**The problem**
Sort through the data and copy the lines holding the word "before".

Entries provided Block Start

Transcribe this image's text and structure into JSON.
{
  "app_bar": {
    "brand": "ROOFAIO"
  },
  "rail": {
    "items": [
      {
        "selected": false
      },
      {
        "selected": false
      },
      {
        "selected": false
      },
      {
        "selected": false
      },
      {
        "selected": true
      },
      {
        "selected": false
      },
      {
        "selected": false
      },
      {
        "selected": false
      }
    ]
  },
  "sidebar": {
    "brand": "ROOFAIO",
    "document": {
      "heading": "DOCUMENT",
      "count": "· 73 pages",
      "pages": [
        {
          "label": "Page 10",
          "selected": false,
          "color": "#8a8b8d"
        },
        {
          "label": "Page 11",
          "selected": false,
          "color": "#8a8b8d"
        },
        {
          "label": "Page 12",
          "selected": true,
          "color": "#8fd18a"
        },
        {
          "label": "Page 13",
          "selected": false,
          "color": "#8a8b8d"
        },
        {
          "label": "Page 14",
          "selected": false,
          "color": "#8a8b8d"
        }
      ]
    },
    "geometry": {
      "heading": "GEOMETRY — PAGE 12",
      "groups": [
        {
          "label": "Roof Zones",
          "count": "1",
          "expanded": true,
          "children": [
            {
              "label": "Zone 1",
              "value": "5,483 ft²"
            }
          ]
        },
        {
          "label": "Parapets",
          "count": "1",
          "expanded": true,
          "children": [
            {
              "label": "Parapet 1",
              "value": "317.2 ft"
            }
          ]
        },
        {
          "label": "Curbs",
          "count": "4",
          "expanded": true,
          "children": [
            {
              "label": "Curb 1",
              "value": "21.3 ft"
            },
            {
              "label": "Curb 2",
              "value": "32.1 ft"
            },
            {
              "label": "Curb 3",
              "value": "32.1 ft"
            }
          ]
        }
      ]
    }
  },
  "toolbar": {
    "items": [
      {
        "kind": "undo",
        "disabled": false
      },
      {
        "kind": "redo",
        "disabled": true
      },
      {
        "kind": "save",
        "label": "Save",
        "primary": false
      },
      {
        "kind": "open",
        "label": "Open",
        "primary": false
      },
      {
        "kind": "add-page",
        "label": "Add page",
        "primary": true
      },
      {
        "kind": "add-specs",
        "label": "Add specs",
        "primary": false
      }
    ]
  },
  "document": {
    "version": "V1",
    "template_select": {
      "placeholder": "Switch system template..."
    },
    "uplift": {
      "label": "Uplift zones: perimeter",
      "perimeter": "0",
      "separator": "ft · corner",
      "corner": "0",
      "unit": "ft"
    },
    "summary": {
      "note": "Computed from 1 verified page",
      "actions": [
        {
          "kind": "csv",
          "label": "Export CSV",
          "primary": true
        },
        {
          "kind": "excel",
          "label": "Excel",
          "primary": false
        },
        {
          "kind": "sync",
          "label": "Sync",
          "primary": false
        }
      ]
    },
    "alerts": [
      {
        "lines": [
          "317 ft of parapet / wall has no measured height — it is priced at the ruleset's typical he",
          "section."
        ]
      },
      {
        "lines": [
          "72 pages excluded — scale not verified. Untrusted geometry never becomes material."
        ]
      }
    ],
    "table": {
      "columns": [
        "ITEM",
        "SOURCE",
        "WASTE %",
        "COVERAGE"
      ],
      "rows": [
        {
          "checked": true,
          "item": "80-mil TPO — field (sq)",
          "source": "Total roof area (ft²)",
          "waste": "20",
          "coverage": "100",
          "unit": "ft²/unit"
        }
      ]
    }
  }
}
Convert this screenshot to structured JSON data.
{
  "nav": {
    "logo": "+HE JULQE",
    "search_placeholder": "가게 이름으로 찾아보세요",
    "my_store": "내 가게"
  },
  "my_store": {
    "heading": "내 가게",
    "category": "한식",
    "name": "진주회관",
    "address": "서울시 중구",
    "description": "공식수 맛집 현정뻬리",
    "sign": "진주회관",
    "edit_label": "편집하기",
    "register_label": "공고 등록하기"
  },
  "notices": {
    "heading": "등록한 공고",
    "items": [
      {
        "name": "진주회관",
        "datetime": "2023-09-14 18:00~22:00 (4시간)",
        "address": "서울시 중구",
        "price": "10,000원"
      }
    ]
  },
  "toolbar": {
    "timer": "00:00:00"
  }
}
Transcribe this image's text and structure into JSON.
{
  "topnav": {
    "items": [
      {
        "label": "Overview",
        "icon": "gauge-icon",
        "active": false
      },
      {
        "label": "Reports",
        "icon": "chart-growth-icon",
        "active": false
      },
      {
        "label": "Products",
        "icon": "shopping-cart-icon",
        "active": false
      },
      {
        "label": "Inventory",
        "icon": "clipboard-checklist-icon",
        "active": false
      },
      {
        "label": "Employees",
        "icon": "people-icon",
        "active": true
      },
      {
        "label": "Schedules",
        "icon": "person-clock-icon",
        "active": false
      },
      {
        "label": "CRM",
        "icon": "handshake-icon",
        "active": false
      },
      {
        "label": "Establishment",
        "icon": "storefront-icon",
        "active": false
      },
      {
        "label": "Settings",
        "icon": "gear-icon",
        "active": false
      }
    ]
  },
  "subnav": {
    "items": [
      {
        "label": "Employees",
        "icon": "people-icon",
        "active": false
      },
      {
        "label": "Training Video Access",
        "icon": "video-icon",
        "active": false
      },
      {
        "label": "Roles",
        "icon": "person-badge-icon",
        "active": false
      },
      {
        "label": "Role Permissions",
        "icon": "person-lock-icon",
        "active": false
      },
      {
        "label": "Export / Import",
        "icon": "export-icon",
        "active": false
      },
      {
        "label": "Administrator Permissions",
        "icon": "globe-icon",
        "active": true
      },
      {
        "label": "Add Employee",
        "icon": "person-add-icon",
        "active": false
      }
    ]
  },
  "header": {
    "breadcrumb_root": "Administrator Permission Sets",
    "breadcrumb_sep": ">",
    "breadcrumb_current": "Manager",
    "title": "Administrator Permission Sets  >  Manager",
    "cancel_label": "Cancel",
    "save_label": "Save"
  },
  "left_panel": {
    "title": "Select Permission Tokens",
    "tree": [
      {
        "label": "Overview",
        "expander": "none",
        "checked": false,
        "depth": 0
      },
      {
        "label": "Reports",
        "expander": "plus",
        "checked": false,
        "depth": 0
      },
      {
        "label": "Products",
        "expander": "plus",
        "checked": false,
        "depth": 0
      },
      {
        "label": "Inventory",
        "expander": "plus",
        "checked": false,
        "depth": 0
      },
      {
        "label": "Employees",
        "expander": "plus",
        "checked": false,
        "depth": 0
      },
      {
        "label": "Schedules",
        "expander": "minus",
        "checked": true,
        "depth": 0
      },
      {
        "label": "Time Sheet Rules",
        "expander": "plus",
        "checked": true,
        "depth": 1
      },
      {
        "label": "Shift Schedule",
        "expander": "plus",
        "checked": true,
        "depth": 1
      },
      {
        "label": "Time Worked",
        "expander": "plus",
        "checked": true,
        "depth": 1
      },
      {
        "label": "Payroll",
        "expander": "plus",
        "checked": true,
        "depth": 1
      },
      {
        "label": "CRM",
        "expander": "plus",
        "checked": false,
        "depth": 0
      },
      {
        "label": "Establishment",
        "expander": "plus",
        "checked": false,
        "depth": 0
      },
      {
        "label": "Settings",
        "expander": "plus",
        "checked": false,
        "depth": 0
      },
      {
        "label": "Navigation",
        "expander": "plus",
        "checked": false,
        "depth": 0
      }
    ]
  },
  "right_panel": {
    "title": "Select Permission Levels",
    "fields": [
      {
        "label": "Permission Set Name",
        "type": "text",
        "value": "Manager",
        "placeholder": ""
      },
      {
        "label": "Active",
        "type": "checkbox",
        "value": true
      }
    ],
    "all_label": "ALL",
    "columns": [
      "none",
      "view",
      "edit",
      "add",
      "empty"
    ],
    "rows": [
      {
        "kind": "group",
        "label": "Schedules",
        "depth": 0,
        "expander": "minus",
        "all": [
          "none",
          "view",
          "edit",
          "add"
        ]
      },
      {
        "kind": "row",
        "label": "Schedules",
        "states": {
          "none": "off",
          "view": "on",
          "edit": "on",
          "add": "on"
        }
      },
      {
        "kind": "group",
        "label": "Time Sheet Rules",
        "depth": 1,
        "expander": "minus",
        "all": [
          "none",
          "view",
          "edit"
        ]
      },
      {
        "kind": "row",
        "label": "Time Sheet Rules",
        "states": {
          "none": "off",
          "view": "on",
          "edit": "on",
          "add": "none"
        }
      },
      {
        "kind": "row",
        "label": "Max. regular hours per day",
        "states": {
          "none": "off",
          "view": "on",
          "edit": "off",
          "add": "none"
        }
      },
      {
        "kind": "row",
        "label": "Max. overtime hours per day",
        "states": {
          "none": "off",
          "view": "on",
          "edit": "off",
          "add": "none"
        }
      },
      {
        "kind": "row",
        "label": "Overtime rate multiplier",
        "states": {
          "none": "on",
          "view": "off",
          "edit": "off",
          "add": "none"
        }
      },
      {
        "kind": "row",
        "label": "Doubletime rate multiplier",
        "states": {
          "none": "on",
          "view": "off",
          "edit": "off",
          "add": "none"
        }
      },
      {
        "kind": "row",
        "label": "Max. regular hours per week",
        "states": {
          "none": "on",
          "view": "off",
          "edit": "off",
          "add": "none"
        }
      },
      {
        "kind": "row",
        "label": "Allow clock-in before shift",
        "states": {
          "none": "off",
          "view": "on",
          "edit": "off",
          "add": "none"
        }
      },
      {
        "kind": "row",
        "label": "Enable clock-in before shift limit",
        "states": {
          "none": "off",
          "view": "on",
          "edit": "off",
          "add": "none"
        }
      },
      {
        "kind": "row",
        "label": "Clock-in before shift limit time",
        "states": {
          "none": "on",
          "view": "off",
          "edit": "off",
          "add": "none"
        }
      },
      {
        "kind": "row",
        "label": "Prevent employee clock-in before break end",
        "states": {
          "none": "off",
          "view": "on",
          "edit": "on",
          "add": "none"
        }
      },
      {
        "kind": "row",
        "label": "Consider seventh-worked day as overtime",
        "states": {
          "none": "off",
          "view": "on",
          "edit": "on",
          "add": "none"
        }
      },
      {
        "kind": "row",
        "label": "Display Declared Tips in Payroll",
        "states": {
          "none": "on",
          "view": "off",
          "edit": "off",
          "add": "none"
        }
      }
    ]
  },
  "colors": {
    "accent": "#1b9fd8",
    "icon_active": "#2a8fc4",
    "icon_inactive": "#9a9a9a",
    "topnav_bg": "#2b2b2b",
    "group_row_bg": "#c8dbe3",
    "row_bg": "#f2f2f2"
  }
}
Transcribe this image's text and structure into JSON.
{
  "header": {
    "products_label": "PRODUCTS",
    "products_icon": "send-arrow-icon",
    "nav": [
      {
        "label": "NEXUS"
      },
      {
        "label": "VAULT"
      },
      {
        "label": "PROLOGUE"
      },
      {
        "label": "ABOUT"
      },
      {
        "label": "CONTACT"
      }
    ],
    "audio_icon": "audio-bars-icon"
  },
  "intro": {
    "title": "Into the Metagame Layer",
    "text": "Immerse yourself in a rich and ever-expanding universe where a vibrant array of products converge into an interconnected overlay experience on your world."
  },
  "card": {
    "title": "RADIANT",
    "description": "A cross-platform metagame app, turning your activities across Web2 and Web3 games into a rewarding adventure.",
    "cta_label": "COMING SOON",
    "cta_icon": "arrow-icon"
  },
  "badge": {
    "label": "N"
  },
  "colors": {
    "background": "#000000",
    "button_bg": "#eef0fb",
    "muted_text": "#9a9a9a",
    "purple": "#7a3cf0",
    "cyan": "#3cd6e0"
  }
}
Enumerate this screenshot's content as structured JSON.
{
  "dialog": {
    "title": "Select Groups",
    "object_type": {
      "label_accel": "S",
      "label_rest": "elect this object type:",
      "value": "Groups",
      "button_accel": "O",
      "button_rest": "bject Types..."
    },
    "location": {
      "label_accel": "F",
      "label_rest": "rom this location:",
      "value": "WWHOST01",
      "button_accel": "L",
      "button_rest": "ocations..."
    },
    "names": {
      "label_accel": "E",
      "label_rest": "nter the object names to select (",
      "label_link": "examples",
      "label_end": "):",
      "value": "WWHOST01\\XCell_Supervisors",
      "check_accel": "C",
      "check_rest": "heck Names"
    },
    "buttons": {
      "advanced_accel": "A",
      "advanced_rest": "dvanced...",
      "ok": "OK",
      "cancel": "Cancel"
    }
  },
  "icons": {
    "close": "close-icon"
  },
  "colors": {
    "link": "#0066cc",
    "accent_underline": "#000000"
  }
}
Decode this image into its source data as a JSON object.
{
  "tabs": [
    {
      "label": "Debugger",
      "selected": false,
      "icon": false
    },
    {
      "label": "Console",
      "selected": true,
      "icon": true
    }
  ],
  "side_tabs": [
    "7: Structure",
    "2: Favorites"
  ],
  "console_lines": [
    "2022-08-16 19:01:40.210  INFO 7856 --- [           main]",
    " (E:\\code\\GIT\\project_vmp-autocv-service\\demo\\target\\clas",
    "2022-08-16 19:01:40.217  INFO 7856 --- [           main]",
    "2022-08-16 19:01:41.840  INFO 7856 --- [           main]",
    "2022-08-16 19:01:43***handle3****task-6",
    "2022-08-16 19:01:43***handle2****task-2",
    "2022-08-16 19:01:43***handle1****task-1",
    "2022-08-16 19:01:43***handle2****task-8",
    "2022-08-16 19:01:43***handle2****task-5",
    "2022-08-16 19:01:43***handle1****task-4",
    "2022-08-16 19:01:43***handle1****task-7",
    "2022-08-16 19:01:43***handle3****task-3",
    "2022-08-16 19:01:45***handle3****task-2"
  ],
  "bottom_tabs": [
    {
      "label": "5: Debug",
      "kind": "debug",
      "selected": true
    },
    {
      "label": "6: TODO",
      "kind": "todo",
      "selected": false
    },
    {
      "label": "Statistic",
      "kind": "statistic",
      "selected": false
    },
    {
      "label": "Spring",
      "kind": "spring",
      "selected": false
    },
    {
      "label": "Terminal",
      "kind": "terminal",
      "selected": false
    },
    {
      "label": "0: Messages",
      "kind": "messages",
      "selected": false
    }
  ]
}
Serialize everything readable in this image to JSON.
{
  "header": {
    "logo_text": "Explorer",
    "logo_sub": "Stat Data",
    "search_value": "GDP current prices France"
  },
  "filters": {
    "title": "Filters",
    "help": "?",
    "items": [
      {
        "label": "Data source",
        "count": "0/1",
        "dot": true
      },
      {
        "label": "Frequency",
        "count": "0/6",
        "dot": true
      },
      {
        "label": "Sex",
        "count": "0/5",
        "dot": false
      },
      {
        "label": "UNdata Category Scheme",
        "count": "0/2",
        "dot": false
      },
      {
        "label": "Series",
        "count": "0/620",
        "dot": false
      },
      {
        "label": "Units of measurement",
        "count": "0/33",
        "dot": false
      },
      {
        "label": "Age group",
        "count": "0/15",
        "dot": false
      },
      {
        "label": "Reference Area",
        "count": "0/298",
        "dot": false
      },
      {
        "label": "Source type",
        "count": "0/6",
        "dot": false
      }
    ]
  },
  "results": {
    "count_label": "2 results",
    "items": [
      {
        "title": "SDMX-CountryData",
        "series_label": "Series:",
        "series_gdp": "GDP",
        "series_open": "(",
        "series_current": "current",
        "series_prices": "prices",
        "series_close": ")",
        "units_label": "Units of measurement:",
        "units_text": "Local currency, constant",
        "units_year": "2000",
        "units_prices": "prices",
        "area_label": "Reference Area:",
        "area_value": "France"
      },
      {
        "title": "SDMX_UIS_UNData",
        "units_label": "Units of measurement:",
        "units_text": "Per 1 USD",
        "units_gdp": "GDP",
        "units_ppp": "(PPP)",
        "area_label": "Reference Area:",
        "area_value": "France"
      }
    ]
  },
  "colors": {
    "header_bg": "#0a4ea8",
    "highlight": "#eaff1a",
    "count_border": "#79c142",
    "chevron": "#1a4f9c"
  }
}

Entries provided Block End

**Solved problem**
        "label": "Allow clock-in before shift",
        "label": "Enable clock-in before shift limit",
        "label": "Clock-in before shift limit time",
        "label": "Prevent employee clock-in before break end",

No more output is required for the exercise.